We got so accustomed to the term that one night we went to Moody’s Diner and from her high chair, Elizabeth ordered one blueberry pancake and a bubby warm. My husband and I never thought anything of it. We never even commented on it or explained anything to the waitress. Instead, we ordered our meals, and our server scribbled it all down and left the table. Moments later, she returned with a tray and said, “Two coffees, and is THIS a bubby warm?” She held up a child-sized cup with a lid and a straw and offered it to our girl.
“What’s in it?” I asked, quickly realizing our mistake.
“Warm milk?” she said. Her answer was a question, and she cringed as she waited for our response.
Those Moody’s waitresses are good. We laughed and cheered and marveled at her ability to figure it out, then apologized for being such flakes.
Eventually Elizabeth graduated from a sippy cup to a real mug. She has her own collection of small coffee cups with ponies and princesses on them, all specifically for her bubby warms. Heck, at one point she even started microwaving her own milk. Surely that was a sign that she was growing up and the bubby warm might soon be a thing of the past.
But why now? Why today? I wasn’t ready. Gimme another week. A month. A few more years. C’mon, now? Really?
The microwave beeped and ended my reverie. The last bubby warm was ready. Snapped back into reality, I took the cup out and turned to face my little nemesis.
“Here you go,” I said, putting it down on the table in front of her.
She accepted it eagerly, as she always did. Wrapping both hands around the mug, just like I do with my coffee, she drank the milk with gusto then wiped her mouth.
“Soooo,” I ventured. “What do you think we should call it now?”
She thought for a long moment, frowning as she looked into her now-empty cup.
“Ummmmm,” she replied, then brightened. “I know! What about a warm bubby?”

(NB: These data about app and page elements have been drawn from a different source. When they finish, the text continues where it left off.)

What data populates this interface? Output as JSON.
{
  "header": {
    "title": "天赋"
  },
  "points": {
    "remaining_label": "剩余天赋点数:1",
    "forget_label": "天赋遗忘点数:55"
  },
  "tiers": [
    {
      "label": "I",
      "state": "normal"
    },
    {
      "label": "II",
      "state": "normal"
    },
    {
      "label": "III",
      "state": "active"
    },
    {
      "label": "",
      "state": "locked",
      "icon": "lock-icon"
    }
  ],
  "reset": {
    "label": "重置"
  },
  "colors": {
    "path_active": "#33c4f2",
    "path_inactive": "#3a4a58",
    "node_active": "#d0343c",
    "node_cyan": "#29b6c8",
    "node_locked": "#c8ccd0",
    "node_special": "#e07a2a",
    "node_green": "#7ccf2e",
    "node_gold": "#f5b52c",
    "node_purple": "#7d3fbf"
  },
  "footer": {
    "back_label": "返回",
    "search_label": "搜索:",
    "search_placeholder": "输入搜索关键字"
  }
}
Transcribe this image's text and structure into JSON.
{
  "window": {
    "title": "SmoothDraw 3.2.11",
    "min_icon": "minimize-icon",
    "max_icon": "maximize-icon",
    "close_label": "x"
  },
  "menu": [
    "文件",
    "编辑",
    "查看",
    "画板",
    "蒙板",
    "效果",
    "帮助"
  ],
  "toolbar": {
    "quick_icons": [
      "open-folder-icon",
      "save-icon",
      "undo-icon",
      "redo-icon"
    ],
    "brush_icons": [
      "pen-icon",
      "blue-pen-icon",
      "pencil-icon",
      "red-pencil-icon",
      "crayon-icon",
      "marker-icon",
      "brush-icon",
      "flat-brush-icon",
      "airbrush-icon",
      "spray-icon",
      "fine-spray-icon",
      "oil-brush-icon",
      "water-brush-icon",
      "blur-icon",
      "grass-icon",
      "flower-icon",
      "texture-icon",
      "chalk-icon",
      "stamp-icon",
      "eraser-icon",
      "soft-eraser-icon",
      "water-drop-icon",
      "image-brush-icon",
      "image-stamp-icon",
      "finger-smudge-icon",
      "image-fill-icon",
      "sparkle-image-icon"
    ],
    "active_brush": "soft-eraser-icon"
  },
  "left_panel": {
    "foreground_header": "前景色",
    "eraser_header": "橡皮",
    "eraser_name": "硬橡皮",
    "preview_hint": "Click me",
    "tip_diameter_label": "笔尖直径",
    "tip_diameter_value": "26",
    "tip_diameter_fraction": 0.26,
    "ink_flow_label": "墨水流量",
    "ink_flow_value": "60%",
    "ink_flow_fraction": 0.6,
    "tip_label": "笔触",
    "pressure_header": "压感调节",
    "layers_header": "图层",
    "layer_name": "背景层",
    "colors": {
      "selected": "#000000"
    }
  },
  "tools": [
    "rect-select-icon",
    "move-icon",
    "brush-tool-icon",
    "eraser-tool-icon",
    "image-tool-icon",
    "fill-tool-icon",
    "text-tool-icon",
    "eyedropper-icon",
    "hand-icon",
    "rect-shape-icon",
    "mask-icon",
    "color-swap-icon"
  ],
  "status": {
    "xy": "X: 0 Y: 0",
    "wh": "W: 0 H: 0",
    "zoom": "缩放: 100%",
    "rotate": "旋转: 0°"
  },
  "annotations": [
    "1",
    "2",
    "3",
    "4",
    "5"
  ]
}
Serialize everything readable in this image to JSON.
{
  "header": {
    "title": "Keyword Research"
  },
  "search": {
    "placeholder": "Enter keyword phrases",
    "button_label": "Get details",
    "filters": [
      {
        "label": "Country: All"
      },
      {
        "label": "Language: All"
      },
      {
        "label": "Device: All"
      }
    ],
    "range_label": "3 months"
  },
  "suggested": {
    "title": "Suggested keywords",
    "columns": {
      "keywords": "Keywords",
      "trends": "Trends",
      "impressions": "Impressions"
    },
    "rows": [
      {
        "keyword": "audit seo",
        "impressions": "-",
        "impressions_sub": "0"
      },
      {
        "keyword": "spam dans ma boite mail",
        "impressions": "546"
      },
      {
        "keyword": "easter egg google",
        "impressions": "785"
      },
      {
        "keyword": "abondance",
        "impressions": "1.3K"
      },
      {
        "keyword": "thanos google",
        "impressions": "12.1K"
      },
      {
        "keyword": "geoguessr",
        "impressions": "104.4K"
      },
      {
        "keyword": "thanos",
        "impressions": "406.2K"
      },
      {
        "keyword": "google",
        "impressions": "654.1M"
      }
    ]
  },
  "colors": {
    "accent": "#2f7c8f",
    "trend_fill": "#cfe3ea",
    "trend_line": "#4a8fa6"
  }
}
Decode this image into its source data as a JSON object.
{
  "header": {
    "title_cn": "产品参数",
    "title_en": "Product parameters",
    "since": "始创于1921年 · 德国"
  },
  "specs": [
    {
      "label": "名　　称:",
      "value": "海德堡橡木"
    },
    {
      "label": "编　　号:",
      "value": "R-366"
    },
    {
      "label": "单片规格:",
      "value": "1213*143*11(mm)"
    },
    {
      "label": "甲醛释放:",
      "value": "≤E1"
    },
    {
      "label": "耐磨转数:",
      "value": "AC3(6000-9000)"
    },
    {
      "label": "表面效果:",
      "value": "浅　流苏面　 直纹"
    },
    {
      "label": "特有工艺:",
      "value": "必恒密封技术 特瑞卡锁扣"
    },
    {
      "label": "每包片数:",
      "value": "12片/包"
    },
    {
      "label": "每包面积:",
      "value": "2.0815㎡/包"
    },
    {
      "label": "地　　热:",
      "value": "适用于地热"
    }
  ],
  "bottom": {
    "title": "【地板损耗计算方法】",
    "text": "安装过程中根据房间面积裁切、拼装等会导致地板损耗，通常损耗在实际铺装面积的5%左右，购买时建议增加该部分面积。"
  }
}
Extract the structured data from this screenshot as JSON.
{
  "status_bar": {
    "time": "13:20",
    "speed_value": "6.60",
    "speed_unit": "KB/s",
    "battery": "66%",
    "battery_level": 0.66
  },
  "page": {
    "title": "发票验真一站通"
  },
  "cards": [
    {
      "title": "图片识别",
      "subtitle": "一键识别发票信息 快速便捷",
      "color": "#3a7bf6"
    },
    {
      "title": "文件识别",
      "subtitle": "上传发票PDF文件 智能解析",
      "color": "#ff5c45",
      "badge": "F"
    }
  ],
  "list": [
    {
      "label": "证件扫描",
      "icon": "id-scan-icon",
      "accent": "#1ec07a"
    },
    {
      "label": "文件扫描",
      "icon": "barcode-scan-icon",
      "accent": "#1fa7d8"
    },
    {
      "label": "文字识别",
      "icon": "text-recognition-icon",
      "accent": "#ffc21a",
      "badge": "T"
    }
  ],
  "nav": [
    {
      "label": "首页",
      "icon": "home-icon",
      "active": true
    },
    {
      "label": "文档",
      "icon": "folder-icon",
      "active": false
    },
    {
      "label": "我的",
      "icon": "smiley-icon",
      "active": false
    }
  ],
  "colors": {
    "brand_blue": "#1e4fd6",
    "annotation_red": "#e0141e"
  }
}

And the beat goes on.
Kris Ferrazza is a former reporter, assistant editor, copy editor and columnist with the Courier newspapers. She lives in Waldoboro.